This week’s fallout from the controversial closure of the Kids Corner charity has touched the very heart of the British establishment – from Alan Yentob, the charity’s chair and creative director at the BBC all the way through to cabinet ministers and the Prime Minister himself. Yet to fully understand the reasons behind each, increasingly acrimonious round of allegations it is necessary to take a trip to a much more remote place: Balsall Heath, a largely Asian, inner-city area of Birmingham.
It was here that a fresh-faced David Cameron visited as leader of the opposition in the summer of 2007 in order to flesh out something he was calling the ‘Big Society’. Many commentators found the idea bewildering, but Cameron saw Balsall Heath as the blueprint. The area had apparently transformed itself from one of the biggest red-light zones in Britain to one where vice had been almost entirely eradicated and people could feel safe in their surroundings. Furthermore, this had been achieved not by the state but by a team of volunteer local residents. Having tackled vice the Balsall Heath Forum, as the volunteers became known, turned their attentions to the establishment of new allotments, litter-picking and other regenerative schemes.

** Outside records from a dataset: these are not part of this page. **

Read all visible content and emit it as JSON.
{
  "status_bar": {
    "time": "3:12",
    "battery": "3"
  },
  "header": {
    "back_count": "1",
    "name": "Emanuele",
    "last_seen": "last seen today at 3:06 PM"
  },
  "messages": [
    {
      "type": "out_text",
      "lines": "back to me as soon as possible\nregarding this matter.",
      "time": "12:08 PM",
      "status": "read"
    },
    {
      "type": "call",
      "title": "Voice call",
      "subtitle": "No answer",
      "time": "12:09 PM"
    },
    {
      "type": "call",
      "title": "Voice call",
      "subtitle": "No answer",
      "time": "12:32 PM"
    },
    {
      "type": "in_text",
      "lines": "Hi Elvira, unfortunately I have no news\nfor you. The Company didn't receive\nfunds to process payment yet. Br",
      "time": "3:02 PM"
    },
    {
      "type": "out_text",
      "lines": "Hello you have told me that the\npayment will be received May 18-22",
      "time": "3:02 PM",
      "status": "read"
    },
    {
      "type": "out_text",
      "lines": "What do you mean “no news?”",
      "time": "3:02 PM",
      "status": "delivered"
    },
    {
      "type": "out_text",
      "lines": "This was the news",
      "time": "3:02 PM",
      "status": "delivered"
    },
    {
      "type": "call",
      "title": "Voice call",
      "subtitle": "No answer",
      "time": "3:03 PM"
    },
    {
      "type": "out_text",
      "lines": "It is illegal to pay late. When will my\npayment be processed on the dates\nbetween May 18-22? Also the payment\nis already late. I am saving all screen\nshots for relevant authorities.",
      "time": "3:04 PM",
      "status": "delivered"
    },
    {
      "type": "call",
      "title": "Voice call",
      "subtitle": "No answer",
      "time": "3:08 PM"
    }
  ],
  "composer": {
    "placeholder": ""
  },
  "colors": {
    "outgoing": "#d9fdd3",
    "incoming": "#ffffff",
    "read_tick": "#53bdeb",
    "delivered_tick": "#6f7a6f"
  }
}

Cosy photographs soon emerged of Cameron shopping in Balsall Heath and staying at the home of Abdullah Rehman, a leading player in the Forum. Balsall Heath was presented as an example of what could be achieved if only the state would get out of the way and communities could be empowered. As Cameron reflected in 2007, his experiences in Balsall Heath left him ‘thinking that it is mainstream Britain which needs to integrate more with the British Asian way of life, not the other way around’.
As late as July of this year Cameron described the Forum as ‘a great expression of the Big Society’. By this time, however, this was not a phrase Cameron was using much. The community he once claimed to take inspiration from had become alienated. In an interview with the Guardian, Cameron’s one-time host Rehman criticised the Government’s position on the supposed threat of ‘home grown’ Islamic extremism, in which the Prime Minister would accuse British Muslims of ‘quietly condoning’ anti-Western ideology. Rehman argued that ‘the community feel they are being targeted’ and wondered why Cameron was not ‘saying that the majority of us are doing good, and we are trying our best to fight the tiny, tiny minority. I can offer so much to my British neighbours and friends, but will they feel suspicious of me now?’

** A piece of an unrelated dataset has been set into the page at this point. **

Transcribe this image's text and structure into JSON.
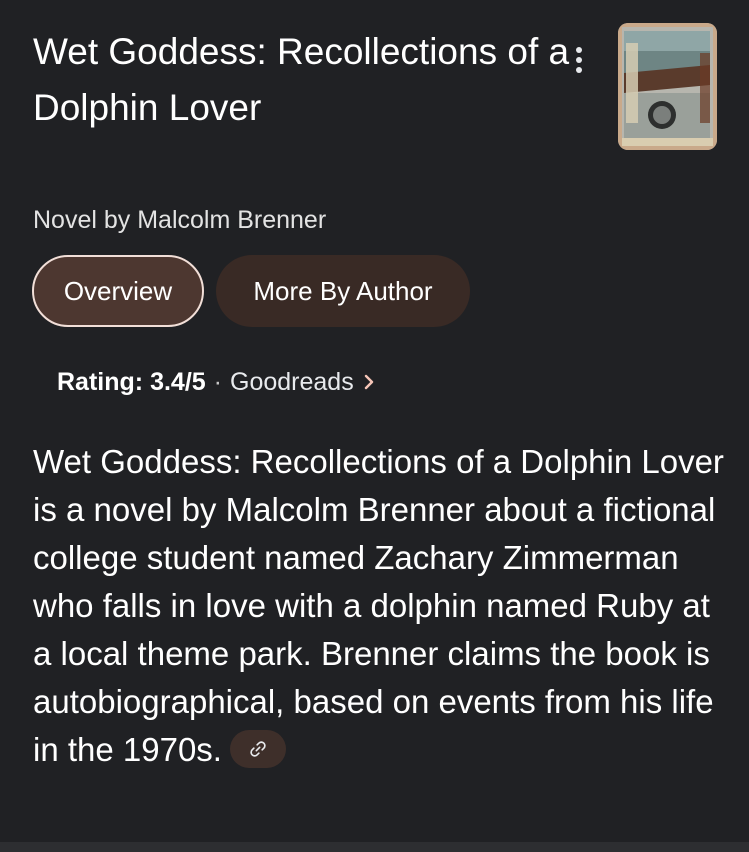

What happened to the Big Society? The answer is that it never recovered from Cameron’s ever-unfinished project to modernise the Tories. The concept is the leftover from the unresolved tension between Cameron the moderniser – the platform on which his campaign to be leader of the Conservatives was built and from which the Big Society was born – and Cameron the pragmatist who ran two election campaigns on largely traditional Tory tickets.
In Balsall Heath this tension manifested itself in Cameron’s need to appease the right of his party and be seen to be doing something about Islamic extremism. The time had come to knock the heads of British Muslims together, not go to their houses for dinner. Kids Company once seemed to offer the same ‘can do’ exemplar of the Big Society as the Balsall Heath Forum. In this case, the tensions seem to have emerged in the context of the Government’s stress on the importance of fiscal conservatism. How could Cameron run two successive election campaigns on the importance of balancing the books whilst simultaneously endorsing a charity that were allegedly unable to?
The Big Society was always a rather peculiar concept. It certainly led to some very unusual alliances. The co-founder of the Balsall Heath forum, for example, was a 1960s Marxist who had been sacked from his position as a university lecturer for leading a student sit in. The Forum was initially established on the basis of the Trade Union model – the very model that the Conservative Government now seek to further attack.
I myself went to school in Balsall Heath. The area has certainly seen some improvements over the years, but the issues were never as straightforward as Cameron may once have liked to believe. For those living in the area, like those who will be affected by the closure of Kids Company, what was once called the Big Society now smells a little too much like BS.
Dr Kieran Connell is Lecturer in Contemporary British History at Queen’s University Belfast.